Tsymmetry is the symmetry of physical laws under a timereversal transformationâ€” The universe is not symmetric under time reversal, although in restricted contexts one may find this symmetry. ...
CPTsymmetry is a fundamental symmetry of physical laws under transformations that involve the inversions of charge, parity and time simultaneously. ...
The Standard Model of Fundamental Particles and Interactions The Standard Model of particle physics is a theory which describes the strong, weak, and electromagnetic fundamental forces, as well as the fundamental particles that make up all matter. ...
Particles erupt from the collision point of two relativistic (100 GeV per nucleon) gold ions in the STAR detector of the Relativistic Heavy Ion Collider. ...
In physics, the electroweak theory presents a unified description of two of the four fundamental forces of nature: electromagnetism and the weak nuclear force. ...
In physics and in vector calculus, a spatial vector is a concept characterized by a magnitude, which is a scalar, and a direction (which can be defined in a 3dimensional space by the Euler angles). ...

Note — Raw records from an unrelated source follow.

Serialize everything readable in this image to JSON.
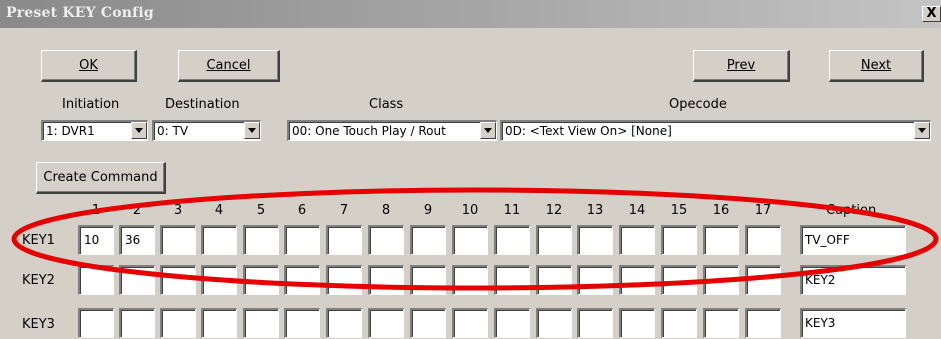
{
  "window": {
    "title": "Preset KEY Config",
    "close_glyph": "X"
  },
  "buttons": {
    "ok": "OK",
    "cancel": "Cancel",
    "prev": "Prev",
    "next": "Next",
    "create_command": "Create Command"
  },
  "selectors": {
    "initiation": {
      "label": "Initiation",
      "value": "1: DVR1"
    },
    "destination": {
      "label": "Destination",
      "value": "0: TV"
    },
    "class": {
      "label": "Class",
      "value": "00: One Touch Play / Rout"
    },
    "opcode": {
      "label": "Opecode",
      "value": "0D: <Text View On> [None]"
    }
  },
  "grid": {
    "columns": [
      "1",
      "2",
      "3",
      "4",
      "5",
      "6",
      "7",
      "8",
      "9",
      "10",
      "11",
      "12",
      "13",
      "14",
      "15",
      "16",
      "17"
    ],
    "caption_header": "Caption",
    "rows": [
      {
        "label": "KEY1",
        "cells": [
          "10",
          "36",
          "",
          "",
          "",
          "",
          "",
          "",
          "",
          "",
          "",
          "",
          "",
          "",
          "",
          "",
          ""
        ],
        "caption": "TV_OFF"
      },
      {
        "label": "KEY2",
        "cells": [
          "",
          "",
          "",
          "",
          "",
          "",
          "",
          "",
          "",
          "",
          "",
          "",
          "",
          "",
          "",
          "",
          ""
        ],
        "caption": "KEY2"
      },
      {
        "label": "KEY3",
        "cells": [
          "",
          "",
          "",
          "",
          "",
          "",
          "",
          "",
          "",
          "",
          "",
          "",
          "",
          "",
          "",
          "",
          ""
        ],
        "caption": "KEY3"
      }
    ]
  },
  "annotation": {
    "ellipse_color": "#e60000"
  }
}
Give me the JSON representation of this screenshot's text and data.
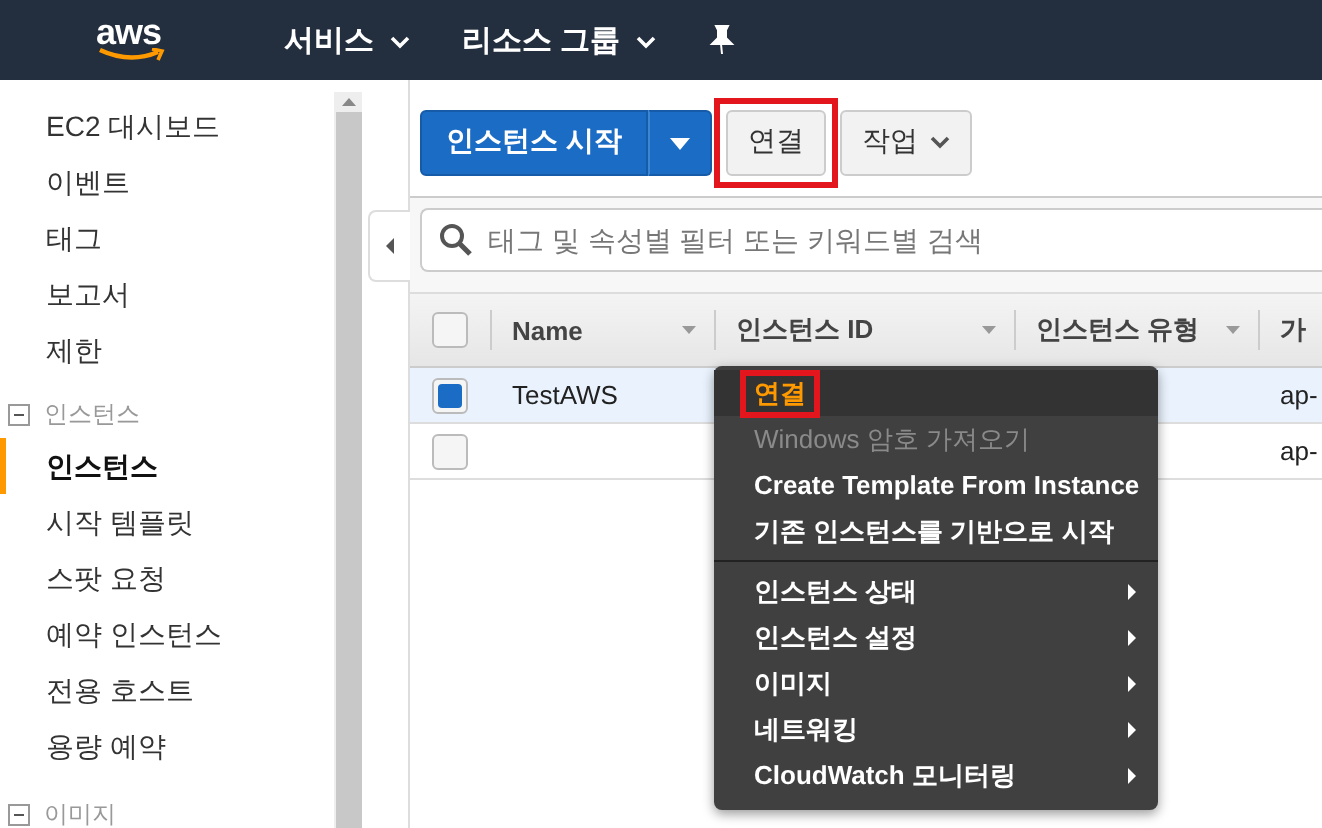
{
  "nav": {
    "logo": "aws",
    "items": [
      {
        "label": "서비스"
      },
      {
        "label": "리소스 그룹"
      }
    ]
  },
  "sidebar": {
    "sections": [
      {
        "items": [
          {
            "label": "EC2 대시보드",
            "selected": false
          },
          {
            "label": "이벤트",
            "selected": false
          },
          {
            "label": "태그",
            "selected": false
          },
          {
            "label": "보고서",
            "selected": false
          },
          {
            "label": "제한",
            "selected": false
          }
        ]
      },
      {
        "title": "인스턴스",
        "expanded": true,
        "items": [
          {
            "label": "인스턴스",
            "selected": true
          },
          {
            "label": "시작 템플릿",
            "selected": false
          },
          {
            "label": "스팟 요청",
            "selected": false
          },
          {
            "label": "예약 인스턴스",
            "selected": false
          },
          {
            "label": "전용 호스트",
            "selected": false
          },
          {
            "label": "용량 예약",
            "selected": false
          }
        ]
      },
      {
        "title": "이미지",
        "expanded": true
      }
    ]
  },
  "toolbar": {
    "launch": "인스턴스 시작",
    "connect": {
      "label": "연결",
      "highlighted": true
    },
    "actions": "작업"
  },
  "search": {
    "placeholder": "태그 및 속성별 필터 또는 키워드별 검색"
  },
  "table": {
    "header_checked": false,
    "columns": [
      "Name",
      "인스턴스 ID",
      "인스턴스 유형",
      "가"
    ],
    "rows": [
      {
        "selected": true,
        "cells": [
          "TestAWS",
          "",
          "",
          "ap-"
        ]
      },
      {
        "selected": false,
        "cells": [
          "",
          "",
          "",
          "ap-"
        ]
      }
    ]
  },
  "context_menu": {
    "items": [
      {
        "label": "연결",
        "kind": "action",
        "highlighted": true,
        "hovered": true,
        "disabled": false
      },
      {
        "label": "Windows 암호 가져오기",
        "kind": "action",
        "highlighted": false,
        "hovered": false,
        "disabled": true
      },
      {
        "label": "Create Template From Instance",
        "kind": "action",
        "highlighted": false,
        "hovered": false,
        "disabled": false
      },
      {
        "label": "기존 인스턴스를 기반으로 시작",
        "kind": "action",
        "highlighted": false,
        "hovered": false,
        "disabled": false
      },
      {
        "kind": "separator"
      },
      {
        "label": "인스턴스 상태",
        "kind": "submenu",
        "highlighted": false,
        "hovered": false,
        "disabled": false
      },
      {
        "label": "인스턴스 설정",
        "kind": "submenu",
        "highlighted": false,
        "hovered": false,
        "disabled": false
      },
      {
        "label": "이미지",
        "kind": "submenu",
        "highlighted": false,
        "hovered": false,
        "disabled": false
      },
      {
        "label": "네트워킹",
        "kind": "submenu",
        "highlighted": false,
        "hovered": false,
        "disabled": false
      },
      {
        "label": "CloudWatch 모니터링",
        "kind": "submenu",
        "highlighted": false,
        "hovered": false,
        "disabled": false
      }
    ]
  }
}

References and external links  CP violation, by I.I. Bigi and A.I. Sanda [ISBN 0521443490]]